But if you ask me, the surprise hit of the afternoon was Metal Shop, a cover band having way too much fun wearing wigs, spandex, and leather pants while playing 80’s hair metal covers. Any band that can make the insipid, minor throwaway hit “Lick It Up” by Kiss actually sound good must be doing something right. There’s just a simple exhilaration in pumping your fist to absurdly lightweight lyrics like “We’re not going to take it / No, we ain’t going to take it!” or “Here I am / rock you like a hurricane”. Can someone tell me why I was listening to those whiny, weepy, and downright depressing bands like The Cure, Echo and the Bunnyman, and The Smiths back then?

But let’s not get distracted from the important issue at hand, women’s breasts. On a few occasions, Linda and I have had conversations about large breasts displayed by women we’ve noticed. Now guys, I hope I don’t need to tell you that if you going to talk about large breasted women with your better half, make sure she’s the one who brings it up. Of course, Linda starts talking about women with large breasts because she enjoys watching me tip-toeing around the land mines of that particular topic. After discreetly analyzing the plastic surgery performed on a few women, I would have to say on a strictly primal urge basis, bigger is not better. In fact, out of proportion, over stuffed and simply irregular looking breasts inspire the exact opposite of the male mating instinct, no matter how big they are. As for Linda, I love her for her mind and respect her whole body. But I’ve got to say I’m more into her breasts than say, her ankles.

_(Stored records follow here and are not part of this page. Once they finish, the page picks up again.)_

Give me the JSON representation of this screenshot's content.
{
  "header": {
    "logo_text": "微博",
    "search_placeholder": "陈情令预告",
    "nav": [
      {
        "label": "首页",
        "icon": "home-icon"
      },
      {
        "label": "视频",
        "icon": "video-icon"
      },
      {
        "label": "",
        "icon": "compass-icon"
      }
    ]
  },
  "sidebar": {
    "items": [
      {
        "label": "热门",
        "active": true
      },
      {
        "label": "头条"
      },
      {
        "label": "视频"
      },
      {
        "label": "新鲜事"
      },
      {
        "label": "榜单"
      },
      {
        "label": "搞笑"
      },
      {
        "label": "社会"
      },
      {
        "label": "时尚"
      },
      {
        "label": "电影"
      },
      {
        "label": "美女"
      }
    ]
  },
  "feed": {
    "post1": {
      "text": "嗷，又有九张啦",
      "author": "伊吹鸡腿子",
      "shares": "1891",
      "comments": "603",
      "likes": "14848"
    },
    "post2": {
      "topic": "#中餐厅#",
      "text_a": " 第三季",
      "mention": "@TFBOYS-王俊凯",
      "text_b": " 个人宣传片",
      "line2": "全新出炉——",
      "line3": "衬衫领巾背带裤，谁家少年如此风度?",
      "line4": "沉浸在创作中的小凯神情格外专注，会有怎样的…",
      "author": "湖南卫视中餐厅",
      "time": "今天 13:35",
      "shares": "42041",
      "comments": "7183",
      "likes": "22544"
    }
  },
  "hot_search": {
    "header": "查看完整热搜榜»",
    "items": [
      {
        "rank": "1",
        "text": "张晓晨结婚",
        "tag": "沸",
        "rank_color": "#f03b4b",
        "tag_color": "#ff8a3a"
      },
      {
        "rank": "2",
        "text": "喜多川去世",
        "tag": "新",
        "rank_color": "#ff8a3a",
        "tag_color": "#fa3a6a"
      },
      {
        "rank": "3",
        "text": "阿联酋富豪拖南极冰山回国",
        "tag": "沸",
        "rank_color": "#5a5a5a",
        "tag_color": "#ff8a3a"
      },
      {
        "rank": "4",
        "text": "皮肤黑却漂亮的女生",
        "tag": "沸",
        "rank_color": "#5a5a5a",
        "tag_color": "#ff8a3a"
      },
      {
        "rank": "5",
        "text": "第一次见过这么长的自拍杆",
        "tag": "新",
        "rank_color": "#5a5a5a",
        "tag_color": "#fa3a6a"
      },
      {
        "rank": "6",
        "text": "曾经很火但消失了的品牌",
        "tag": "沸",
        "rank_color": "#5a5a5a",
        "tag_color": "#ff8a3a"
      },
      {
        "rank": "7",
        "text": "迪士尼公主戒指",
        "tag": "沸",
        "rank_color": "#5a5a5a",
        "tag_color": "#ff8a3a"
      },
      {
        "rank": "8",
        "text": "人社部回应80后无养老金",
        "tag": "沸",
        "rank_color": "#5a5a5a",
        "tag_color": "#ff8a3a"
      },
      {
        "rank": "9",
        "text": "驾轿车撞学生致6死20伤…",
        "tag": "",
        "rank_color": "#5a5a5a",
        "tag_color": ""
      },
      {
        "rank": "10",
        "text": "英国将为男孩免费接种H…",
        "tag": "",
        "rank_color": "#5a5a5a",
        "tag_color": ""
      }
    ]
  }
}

And so in the spirit of bigger is not better, let me praise a few beers I sampled at The Breast Fest which were not the big beers typically served at festivals as breweries try to out do each other. Instead, let me review four beers I enjoyed that instead of going big, were supple, perky and a little bouncy.

“Bliss” by Ale Industries
Checking in at a mere 3.5% abv, I won’t forget this nifty little session beer from Ale Industries anytime soon. It’s got this great nutty flavor with a slight little caramel note to go with it. Since I prefer malt forward beers, had to love a session beer that gets its flavor from primarily from the malt, instead of hops or yeast you find in most session brews.

“Brendan’s and Jessica’s Bridal Ale” by Moylan’s Brewery
Brewery owner Brendan Moylan is getting married this year, and produced this to celebrate. It’s a golden ale with a little extra hop kick that’s creates a really fresh, crisp, and refreshing beer. That’s it. Not twelve different flavor notes, just something simple, crisp, and refreshing. Trust me, you don’t want complications in your marriage.

“Uncle Svenson” by Moonlight Brewing
The Moonlight Brewing server explained the beer was made without any hops, with pine needles instead. As I continued to ask pesky questions about this beer served from a tap marked “Special”, the friendly Moonlight server grew less and less friendly. After doing a little post-festival research, I believe I was having Moonlight’s “Uncle Svenson”. This Scottish Gruit had smooth, dark, and smokey malt character much like a light Scottish Ale, with the pine needles giving a little piney and juniper character, with a slight menthol finish. It’s not for everyone, but I found this change of pace beer intriguing and enjoyable.

“Black Prince Porter” by English Ales
Porters are one of my favorite styles, and this one just seemed to hit all the right porter notes. Plenty of black patent malt in this one, giving it a slightly astringent character with a nice roasted coffee flavor to it. A porter done well in the classic English tradition is one of life’s simple pleasures.